Lord Maginnis told Parliament that Lee Hegarty, who was subsequently promoted to become secretary and accounting officer of the Parades Commission, had been paid the money after he complained, but the situation had been “shrouded in secrecy”.
Lord Maginnis, the former Ulster Unionist MP for Fermanagh and South Tyrone, said that “this quite scandalous episode” now undermined Mr Hegarty’s role at the quango which regulates parades.
Speaking in the Lords on Wednesday night as the Northern Ireland (Executive Formation) Bill was debated, Lord Maginnis said: “It has come to my attention that around £10,000 was paid in compensation to a civil servant who was offended at having to walk past portraits of Her Majesty the Queen and the Duke of Edinburgh.
“This individual, who had worked in the NIO for between 15 and 20 years, claimed that under human rights legislation it was unfair to him to have to work where he was offended by portraits.

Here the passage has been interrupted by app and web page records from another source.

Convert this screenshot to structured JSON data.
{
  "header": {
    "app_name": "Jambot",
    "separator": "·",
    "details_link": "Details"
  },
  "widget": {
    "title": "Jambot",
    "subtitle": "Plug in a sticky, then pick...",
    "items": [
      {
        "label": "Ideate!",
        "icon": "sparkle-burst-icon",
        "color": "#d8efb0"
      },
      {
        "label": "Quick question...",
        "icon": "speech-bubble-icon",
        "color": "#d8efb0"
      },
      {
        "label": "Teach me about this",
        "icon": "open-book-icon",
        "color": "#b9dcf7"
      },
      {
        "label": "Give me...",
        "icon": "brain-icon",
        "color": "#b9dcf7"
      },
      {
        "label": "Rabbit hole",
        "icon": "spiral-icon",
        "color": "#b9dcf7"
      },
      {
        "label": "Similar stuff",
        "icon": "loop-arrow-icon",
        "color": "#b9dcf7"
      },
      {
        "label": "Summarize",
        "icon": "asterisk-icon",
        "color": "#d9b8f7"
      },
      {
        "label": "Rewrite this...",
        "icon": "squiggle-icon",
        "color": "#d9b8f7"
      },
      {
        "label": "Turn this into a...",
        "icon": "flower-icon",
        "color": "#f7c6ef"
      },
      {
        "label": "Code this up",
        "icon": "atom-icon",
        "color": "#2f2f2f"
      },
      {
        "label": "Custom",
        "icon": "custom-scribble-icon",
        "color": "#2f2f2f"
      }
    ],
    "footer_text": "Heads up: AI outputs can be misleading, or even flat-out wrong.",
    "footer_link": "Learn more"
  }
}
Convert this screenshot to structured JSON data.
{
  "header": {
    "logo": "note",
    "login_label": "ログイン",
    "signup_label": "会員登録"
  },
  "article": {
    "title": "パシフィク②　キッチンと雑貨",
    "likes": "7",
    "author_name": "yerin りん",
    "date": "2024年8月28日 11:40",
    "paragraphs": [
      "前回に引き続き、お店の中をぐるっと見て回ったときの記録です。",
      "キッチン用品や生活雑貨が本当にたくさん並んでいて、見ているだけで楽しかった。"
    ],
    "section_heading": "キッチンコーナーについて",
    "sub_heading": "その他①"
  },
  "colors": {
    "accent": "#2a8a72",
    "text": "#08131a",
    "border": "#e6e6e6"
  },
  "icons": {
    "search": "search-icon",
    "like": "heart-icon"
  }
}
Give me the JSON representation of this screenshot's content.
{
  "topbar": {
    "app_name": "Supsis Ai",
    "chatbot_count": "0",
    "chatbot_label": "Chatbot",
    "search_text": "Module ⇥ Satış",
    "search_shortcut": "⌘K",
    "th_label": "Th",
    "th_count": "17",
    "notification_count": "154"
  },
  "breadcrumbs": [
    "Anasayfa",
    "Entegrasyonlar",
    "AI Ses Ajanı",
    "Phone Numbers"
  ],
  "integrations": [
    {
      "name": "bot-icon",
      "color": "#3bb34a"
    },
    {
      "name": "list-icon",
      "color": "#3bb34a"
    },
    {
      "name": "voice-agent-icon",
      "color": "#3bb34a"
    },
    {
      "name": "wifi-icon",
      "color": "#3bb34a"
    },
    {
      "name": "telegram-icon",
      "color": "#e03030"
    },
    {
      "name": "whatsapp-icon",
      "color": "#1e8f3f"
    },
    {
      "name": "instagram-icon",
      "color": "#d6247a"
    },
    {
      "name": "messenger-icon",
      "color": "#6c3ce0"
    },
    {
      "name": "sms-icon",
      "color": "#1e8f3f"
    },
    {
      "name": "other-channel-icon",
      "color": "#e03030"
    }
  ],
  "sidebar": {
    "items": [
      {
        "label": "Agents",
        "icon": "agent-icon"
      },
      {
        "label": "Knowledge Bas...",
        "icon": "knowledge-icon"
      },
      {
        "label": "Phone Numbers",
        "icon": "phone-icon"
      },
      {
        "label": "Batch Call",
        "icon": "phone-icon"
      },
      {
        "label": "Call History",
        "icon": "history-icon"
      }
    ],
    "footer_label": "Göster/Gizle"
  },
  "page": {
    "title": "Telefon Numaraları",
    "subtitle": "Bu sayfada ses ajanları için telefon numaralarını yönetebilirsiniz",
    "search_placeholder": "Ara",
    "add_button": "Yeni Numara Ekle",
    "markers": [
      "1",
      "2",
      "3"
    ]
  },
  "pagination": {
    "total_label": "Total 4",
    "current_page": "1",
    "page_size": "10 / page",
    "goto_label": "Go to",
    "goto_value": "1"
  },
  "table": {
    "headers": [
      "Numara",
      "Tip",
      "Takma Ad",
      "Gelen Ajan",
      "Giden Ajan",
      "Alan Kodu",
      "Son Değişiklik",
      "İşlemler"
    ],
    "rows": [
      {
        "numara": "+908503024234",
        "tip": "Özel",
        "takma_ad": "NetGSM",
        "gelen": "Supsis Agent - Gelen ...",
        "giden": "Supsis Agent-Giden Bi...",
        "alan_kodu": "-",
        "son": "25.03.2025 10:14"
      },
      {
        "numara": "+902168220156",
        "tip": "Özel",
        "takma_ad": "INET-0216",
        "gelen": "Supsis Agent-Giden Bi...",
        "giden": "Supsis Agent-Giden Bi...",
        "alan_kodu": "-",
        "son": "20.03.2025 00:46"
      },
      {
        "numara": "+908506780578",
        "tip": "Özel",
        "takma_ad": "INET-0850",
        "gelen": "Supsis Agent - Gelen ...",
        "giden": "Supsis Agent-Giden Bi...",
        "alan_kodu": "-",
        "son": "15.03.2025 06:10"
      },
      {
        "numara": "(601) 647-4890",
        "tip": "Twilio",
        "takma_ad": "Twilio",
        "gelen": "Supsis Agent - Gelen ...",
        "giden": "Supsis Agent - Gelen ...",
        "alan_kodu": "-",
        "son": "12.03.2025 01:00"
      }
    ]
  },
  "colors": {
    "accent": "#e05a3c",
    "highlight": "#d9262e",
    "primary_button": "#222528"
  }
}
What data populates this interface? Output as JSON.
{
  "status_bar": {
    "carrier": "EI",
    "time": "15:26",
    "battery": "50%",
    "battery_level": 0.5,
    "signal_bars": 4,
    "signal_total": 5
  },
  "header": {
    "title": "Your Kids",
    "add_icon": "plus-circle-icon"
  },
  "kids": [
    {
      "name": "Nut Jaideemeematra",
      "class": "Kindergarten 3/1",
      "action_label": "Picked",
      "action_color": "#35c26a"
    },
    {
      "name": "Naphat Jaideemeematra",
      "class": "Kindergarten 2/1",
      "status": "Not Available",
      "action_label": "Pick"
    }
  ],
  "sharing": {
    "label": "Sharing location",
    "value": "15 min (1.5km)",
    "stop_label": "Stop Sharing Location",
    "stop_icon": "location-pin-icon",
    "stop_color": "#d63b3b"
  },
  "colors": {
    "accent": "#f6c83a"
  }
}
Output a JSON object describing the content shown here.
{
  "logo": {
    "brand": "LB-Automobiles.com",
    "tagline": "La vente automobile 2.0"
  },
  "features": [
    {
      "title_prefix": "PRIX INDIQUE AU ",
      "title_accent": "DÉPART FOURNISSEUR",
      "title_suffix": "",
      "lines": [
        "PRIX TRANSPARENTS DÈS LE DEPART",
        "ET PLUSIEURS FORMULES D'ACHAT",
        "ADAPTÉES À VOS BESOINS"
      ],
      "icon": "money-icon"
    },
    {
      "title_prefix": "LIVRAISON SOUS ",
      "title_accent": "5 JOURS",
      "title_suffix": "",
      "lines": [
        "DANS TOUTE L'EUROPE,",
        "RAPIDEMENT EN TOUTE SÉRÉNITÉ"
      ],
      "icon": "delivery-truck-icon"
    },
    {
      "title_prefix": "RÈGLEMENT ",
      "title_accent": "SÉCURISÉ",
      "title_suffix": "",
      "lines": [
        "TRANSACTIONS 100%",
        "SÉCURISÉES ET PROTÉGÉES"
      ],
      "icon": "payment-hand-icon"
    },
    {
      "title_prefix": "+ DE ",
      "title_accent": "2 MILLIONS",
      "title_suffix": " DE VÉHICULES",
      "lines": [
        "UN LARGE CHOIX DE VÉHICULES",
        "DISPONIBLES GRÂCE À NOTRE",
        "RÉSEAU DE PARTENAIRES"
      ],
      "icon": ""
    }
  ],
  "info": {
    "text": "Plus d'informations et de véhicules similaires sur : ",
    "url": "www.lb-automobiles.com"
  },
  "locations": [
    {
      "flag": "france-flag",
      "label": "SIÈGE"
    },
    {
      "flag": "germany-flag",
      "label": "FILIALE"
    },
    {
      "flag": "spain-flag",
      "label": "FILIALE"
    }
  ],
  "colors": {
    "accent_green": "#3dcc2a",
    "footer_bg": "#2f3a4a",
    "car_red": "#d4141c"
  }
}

The portraits were removed and the offended party, a Mr Lee Hegarty, was consulted on what should replace them.”
Lord Maginnis went on: “He suggested that the portraits of Her Majesty the Queen and the Duke of Edinburgh should be replaced with photographs of, at best, the Queen meeting people during engagements in Northern Ireland.
“One such photograph features Her Majesty the Queen shaking hands with the former deputy first minister, Martin McGuinness, at the Lyric Theatre in Belfast.
“I do not mind that; what I mind is that the case brought by the complainant was settled secretly and that the sum of £10,000 was handed over, presumably for hurt feelings and distress.
“This settlement was signed off by the then secretary of state, Theresa Villiers MP, on the recommendation, I am informed, of her permanent secretary Jonathan Stephens.
“I have been told to look at the annual accounts to find out where the money came from – but it is not to be found. That should concern us.”
Lord Maginnis said that last year, some time after the compensation, Mr Hegarty was promoted to become accounting officer of the Parades Commission.
Addressing a largely empty House of Lords, the peer contrasted what he said had happened with the civil servant to the years of delay in compensating victims of historical institutional abuse in Northern Ireland, who he said had been “shamefully left out in the cold when it comes to their justifiable claims for compensation”.
He added: “This is scandalous. It is an indictment of the Northern Ireland Office and of this government.
“We have lost all sense of reality when a portrait of Her Majesty can cause offence to a civil servant but we do not bat an eyelid when we deny closure and justice to unfortunate people who have been abused in the most outrageous manner imaginable.
“I urge the Northern Ireland Office not only to restore the original portraits of Her Majesty and the Duke of Edinburgh but to expedite payment of the comparatively paltry compensation due to the people who are more deserving than this opportunistic civil servant who, surely, must now be compromised in his position in the Parades Commission because of his bigoted stance over the Royal Family.”
When asked about what Lord Maginnis had said, the Northern Ireland Office said in a brief statement: “We will not comment on individual personnel matters.”